Children’s Health Queensland clinicians, in collaboration with Griffith University and the University of Michigan, have created the world’s first paediatric appropriateness guidelines for intravenous access devices.
The evidence-based Michigan Appropriateness Guide for Intravenous Catheters in Paediatrics provides appropriate and safe criteria for vascular access devices across a range of clinical indications in paediatric healthcare, with the aim of preserving vessels and minimising harm to young patients.
CHQ nurse practitioner Tricia Kleidon and paediatric surgeon Associate Professor Craig McBride (both pictured) provided their expertise as members of a panel of paediatric experts from leading Australian and US hospitals and universities who developed the evidence-based guide.
Ms Kleidon said most children treated in hospital needed a vascular access device to receive intravenous fluids, antibiotics, or other medicines but choosing the best device could sometimes be challenging for clinicians.
“The wide range of intravenous devices available for short and long-term treatment really adds to the complexities of paediatric healthcare.
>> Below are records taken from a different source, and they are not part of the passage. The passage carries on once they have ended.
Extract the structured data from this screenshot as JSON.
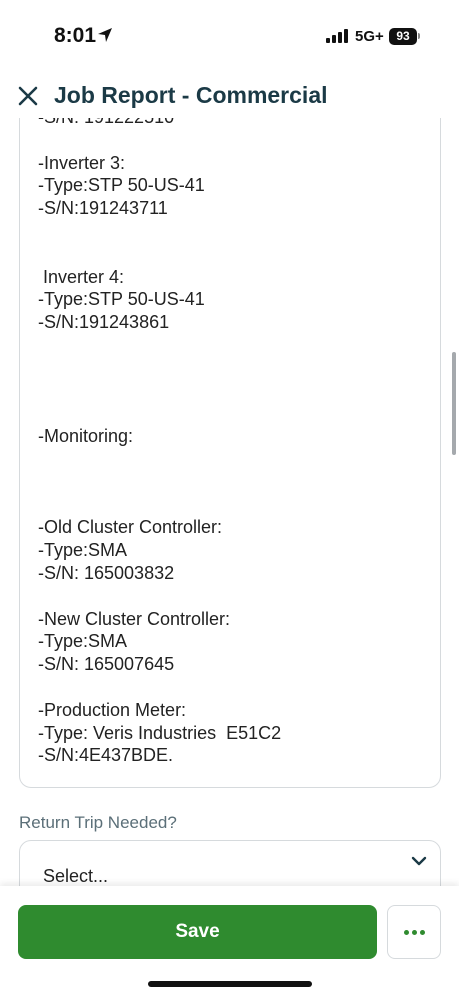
{
  "status_bar": {
    "time": "8:01",
    "network": "5G+",
    "battery": "93"
  },
  "header": {
    "title": "Job Report - Commercial",
    "close_icon": "close-icon"
  },
  "notes": {
    "text": "-S/N: 191222510\n\n-Inverter 3:\n-Type:STP 50-US-41\n-S/N:191243711\n\n\n Inverter 4:\n-Type:STP 50-US-41\n-S/N:191243861\n\n\n\n\n-Monitoring:\n\n\n\n-Old Cluster Controller:\n-Type:SMA\n-S/N: 165003832\n\n-New Cluster Controller:\n-Type:SMA\n-S/N: 165007645\n\n-Production Meter:\n-Type: Veris Industries  E51C2\n-S/N:4E437BDE."
  },
  "return_trip": {
    "label": "Return Trip Needed?",
    "value": "Select..."
  },
  "actions": {
    "save_label": "Save",
    "more_icon": "more-horizontal-icon"
  },
  "colors": {
    "accent": "#2f8b2f",
    "title": "#1b3a46"
  }
}
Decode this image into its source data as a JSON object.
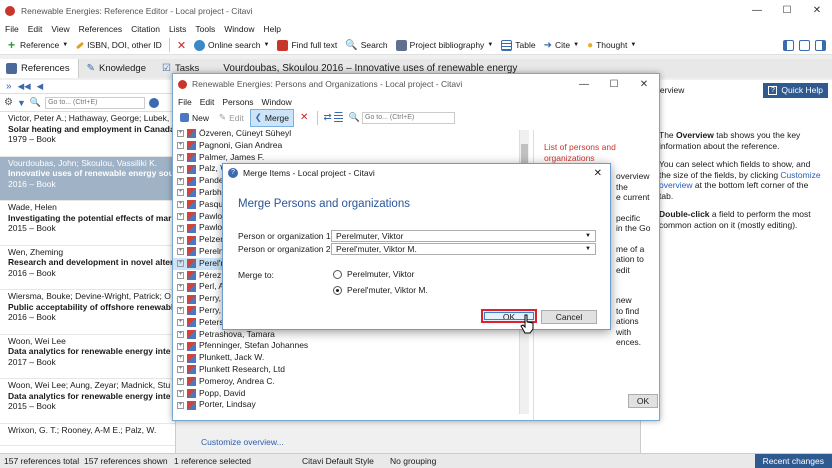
{
  "app": {
    "title": "Renewable Energies: Reference Editor - Local project - Citavi"
  },
  "menu": [
    "File",
    "Edit",
    "View",
    "References",
    "Citation",
    "Lists",
    "Tools",
    "Window",
    "Help"
  ],
  "toolbar": {
    "reference": "Reference",
    "isbn": "ISBN, DOI, other ID",
    "online_search": "Online search",
    "full_text": "Find full text",
    "search": "Search",
    "bibliography": "Project bibliography",
    "table": "Table",
    "cite": "Cite",
    "thought": "Thought"
  },
  "tabs": {
    "references": "References",
    "knowledge": "Knowledge",
    "tasks": "Tasks"
  },
  "header_title": "Vourdoubas, Skoulou 2016 – Innovative uses of renewable energy",
  "search": {
    "placeholder": "Go to... (Ctrl+E)"
  },
  "references": [
    {
      "authors": "Victor, Peter A.; Hathaway, George; Lubek,",
      "title": "Solar heating and employment in Canada",
      "meta": "1979 – Book"
    },
    {
      "authors": "Vourdoubas, John; Skoulou, Vassiliki K.",
      "title": "Innovative uses of renewable energy sou",
      "meta": "2016 – Book"
    },
    {
      "authors": "Wade, Helen",
      "title": "Investigating the potential effects of mar",
      "meta": "2015 – Book"
    },
    {
      "authors": "Wen, Zheming",
      "title": "Research and development in novel alter",
      "meta": "2016 – Book"
    },
    {
      "authors": "Wiersma, Bouke; Devine-Wright, Patrick; O",
      "title": "Public acceptability of offshore renewabl",
      "meta": "2016 – Book"
    },
    {
      "authors": "Woon, Wei Lee",
      "title": "Data analytics for renewable energy inte",
      "meta": "2017 – Book"
    },
    {
      "authors": "Woon, Wei Lee; Aung, Zeyar; Madnick, Stu",
      "title": "Data analytics for renewable energy inte",
      "meta": "2015 – Book"
    },
    {
      "authors": "Wrixon, G. T.; Rooney, A-M E.; Palz, W.",
      "title": "",
      "meta": ""
    }
  ],
  "right_panel": {
    "header": "Overview",
    "quick_help": "Quick Help",
    "p1a": "The ",
    "p1b": "Overview",
    "p1c": " tab shows you the key information about the reference.",
    "p2a": "You can select which fields to show, and the size of the fields, by clicking ",
    "p2b": "Customize overview",
    "p2c": " at the bottom left corner of the tab.",
    "p3a": "Double-click",
    "p3b": " a field to perform the most common action on it (mostly editing)."
  },
  "customize_link": "Customize overview...",
  "status": {
    "total": "157 references total",
    "shown": "157 references shown",
    "selected": "1 reference selected",
    "style": "Citavi Default Style",
    "grouping": "No grouping",
    "changes": "Recent changes"
  },
  "persons_window": {
    "title": "Renewable Energies: Persons and Organizations - Local project - Citavi",
    "menu": [
      "File",
      "Edit",
      "Persons",
      "Window"
    ],
    "new": "New",
    "edit": "Edit",
    "merge": "Merge",
    "goto_placeholder": "Go to... (Ctrl+E)",
    "names": [
      "Özveren, Cüneyt Süheyl",
      "Pagnoni, Gian Andrea",
      "Palmer, James F.",
      "Palz, W.",
      "Pandey",
      "Parbha",
      "Pasqua",
      "Pawlow",
      "Pawlow",
      "Pelzer",
      "Perelm",
      "Perel'm",
      "Pérez D",
      "Perl, A",
      "Perry, C",
      "Perry, S",
      "Peterse",
      "Petrashova, Tamara",
      "Pfenninger, Stefan Johannes",
      "Plunkett, Jack W.",
      "Plunkett Research, Ltd",
      "Pomeroy, Andrea C.",
      "Popp, David",
      "Porter, Lindsay"
    ],
    "right_link": "List of persons and organizations",
    "right_text": [
      "overview",
      "the",
      "e current",
      "pecific",
      "in the Go",
      "me of a",
      "ation to edit",
      "new",
      "to find",
      "ations with",
      "ences."
    ],
    "ok": "OK"
  },
  "merge_dialog": {
    "title": "Merge Items - Local project - Citavi",
    "heading": "Merge Persons and organizations",
    "label1": "Person or organization 1:",
    "value1": "Perelmuter, Viktor",
    "label2": "Person or organization 2:",
    "value2": "Perel'muter, Viktor M.",
    "merge_to": "Merge to:",
    "option1": "Perelmuter, Viktor",
    "option2": "Perel'muter, Viktor M.",
    "selected_option": 2,
    "ok": "OK",
    "cancel": "Cancel"
  }
}
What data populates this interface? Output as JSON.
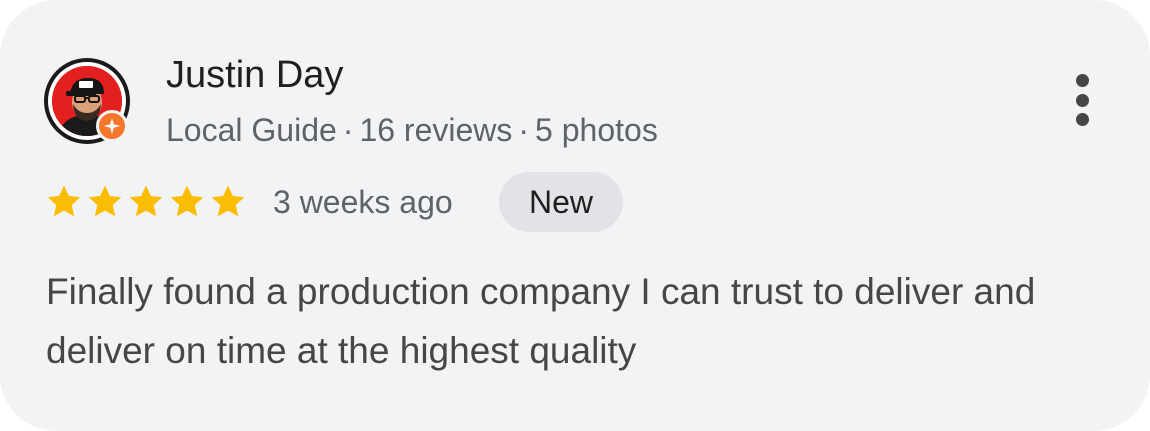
{
  "review": {
    "reviewer_name": "Justin Day",
    "reviewer_level": "Local Guide",
    "reviews_count": "16 reviews",
    "photos_count": "5 photos",
    "separator": "·",
    "rating": 5,
    "rating_max": 5,
    "time_ago": "3 weeks ago",
    "badge": "New",
    "text": "Finally found a production company I can trust to deliver and deliver on time at the highest quality"
  },
  "colors": {
    "card_background": "#f2f3f5",
    "star": "#fbbc04",
    "guide_badge": "#f4772c",
    "new_badge_background": "#e1e3e6"
  },
  "icons": {
    "more": "more-vert-icon",
    "guide": "local-guide-badge-icon",
    "star": "star-icon"
  }
}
It’s so important to select the best option for each patient to avoid complications like infection, pain, or delayed treatment,” Ms Kleidon said.
“Inserting a catheter that is not appropriate for the planned treatment can make the process very distressing for a young child. It can also cause permanent vessel damage, limiting the options for future treatments into adulthood.
“We hope these recommendations will help clinicians choose the right intravenous device for all children, and ultimately reduce device-related complications for sick kids.”
The study, funded by Griffith University, the University of Michigan and the Association for Vascular Access Foundation, has been published as a standalone supplement in a leading paediatric medical journal Pediatrics.